Experimental feature

Listen to this article

Experimental feature

Motorola on Friday agreed to settle its claims against the Turkish mobile carrier Telsim Mobil and the Turkish Savings and Deposit Insurance Fund (TMSF) for $500m in cash and a 20 per cent share of the proceeds from the sale of Telsim by the government if it yields more than $2.5bn.

The US mobile phone maker, which had been seeking the repayment of $2.5bn in debts it claims it is owed by Telsim, described the deal as “a positive outcome for all parties”.

The agreement follows a similar deal in August between Telsim and Nokia, the world’s largest mobile phone maker, and clears the way for Turkey to pursue the sale of Telsim and hundreds of other companies belonging to the Uzan family that the TMSF took control of over last year following the collapse of the family’s Imar Bank.

Earlier this month TMSF announced that 15 companies had applied for pre-qualification to take part in the sale of Telsim.Telsim has about 8m customers.

The Turkish government has indicated that it expected to raise at least $2.8bn from the sale, which had been held up by the legal wrangling over the company’s debts - including the $3.4bn owed to Nokia and Motorola. Talks between TMSF, Telsim and Motorola have been underway since last year.

As part of the agreement announced on Friday, Motorola has withdrawn its litigation against Telsim and its demand for arbitration against the Turkish government at the Washington-based International Center for the Settlement of Investment Disputes. Motorola also agreed not to pursue collection efforts against companies controlled by TMSF, subject to certain conditions.

However, the agreement allows Motorola to continue its efforts outside Turkey and certain other countries to enforce the previous judgment it obtained against the Uzan family for perpetrating what Motorola described as “a massive fraud against Motorola through their control of Telsim”.

Get alerts on Telecoms when a new story is published

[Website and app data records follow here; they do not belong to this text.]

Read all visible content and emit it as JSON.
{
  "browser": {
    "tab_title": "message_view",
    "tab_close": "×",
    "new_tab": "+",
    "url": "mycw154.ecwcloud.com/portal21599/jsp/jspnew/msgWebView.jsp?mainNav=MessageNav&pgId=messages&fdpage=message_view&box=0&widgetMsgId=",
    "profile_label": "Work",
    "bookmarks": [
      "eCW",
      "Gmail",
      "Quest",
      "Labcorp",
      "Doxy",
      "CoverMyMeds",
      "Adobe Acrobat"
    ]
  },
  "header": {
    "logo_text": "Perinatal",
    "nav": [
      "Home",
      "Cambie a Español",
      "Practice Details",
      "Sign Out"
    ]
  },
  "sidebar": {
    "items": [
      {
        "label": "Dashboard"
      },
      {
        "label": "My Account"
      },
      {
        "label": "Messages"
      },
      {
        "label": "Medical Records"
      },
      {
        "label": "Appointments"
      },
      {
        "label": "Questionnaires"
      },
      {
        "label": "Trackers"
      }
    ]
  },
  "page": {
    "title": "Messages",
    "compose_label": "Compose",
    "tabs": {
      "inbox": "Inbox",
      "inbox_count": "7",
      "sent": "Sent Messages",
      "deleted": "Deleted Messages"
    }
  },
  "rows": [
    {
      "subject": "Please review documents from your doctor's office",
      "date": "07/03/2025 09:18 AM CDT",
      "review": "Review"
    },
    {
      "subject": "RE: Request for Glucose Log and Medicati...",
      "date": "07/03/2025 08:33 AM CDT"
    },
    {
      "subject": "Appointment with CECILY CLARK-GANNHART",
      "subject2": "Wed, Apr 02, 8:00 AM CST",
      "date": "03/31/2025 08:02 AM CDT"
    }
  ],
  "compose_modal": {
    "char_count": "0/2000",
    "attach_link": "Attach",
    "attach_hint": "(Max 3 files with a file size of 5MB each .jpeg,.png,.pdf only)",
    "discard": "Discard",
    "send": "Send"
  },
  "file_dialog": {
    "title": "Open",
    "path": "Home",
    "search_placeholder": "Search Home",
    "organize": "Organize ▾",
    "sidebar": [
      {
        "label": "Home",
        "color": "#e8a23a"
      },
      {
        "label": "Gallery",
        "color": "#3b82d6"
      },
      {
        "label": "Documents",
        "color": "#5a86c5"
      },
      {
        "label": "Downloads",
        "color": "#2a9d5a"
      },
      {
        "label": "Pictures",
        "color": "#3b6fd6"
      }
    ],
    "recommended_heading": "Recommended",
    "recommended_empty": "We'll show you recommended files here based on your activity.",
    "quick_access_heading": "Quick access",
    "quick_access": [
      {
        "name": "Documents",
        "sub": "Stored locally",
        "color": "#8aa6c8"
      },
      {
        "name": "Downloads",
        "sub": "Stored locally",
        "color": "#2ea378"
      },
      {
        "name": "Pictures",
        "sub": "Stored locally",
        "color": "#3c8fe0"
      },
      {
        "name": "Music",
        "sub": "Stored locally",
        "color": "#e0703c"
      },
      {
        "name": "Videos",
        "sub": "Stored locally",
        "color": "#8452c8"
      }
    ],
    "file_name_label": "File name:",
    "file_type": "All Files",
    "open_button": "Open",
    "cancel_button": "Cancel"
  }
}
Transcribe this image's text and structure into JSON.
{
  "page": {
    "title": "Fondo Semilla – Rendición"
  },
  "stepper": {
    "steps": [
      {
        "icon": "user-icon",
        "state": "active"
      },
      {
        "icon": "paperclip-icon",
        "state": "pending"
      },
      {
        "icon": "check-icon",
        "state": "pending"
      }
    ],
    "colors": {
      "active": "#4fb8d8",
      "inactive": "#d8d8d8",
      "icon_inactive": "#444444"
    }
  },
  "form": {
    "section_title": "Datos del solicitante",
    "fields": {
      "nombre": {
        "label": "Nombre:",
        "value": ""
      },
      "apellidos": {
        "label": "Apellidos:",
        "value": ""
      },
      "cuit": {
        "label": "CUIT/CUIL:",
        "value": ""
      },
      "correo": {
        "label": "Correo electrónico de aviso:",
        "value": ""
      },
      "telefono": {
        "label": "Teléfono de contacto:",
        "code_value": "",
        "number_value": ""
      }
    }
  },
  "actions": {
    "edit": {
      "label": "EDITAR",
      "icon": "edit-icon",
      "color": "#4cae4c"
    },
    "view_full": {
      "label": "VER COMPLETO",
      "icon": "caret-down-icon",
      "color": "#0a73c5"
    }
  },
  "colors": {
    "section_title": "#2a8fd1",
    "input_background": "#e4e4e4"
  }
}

Copyright The Financial Times Limited 2019. All rights reserved.

Comments have not been enabled for this article.

Follow the topics in this article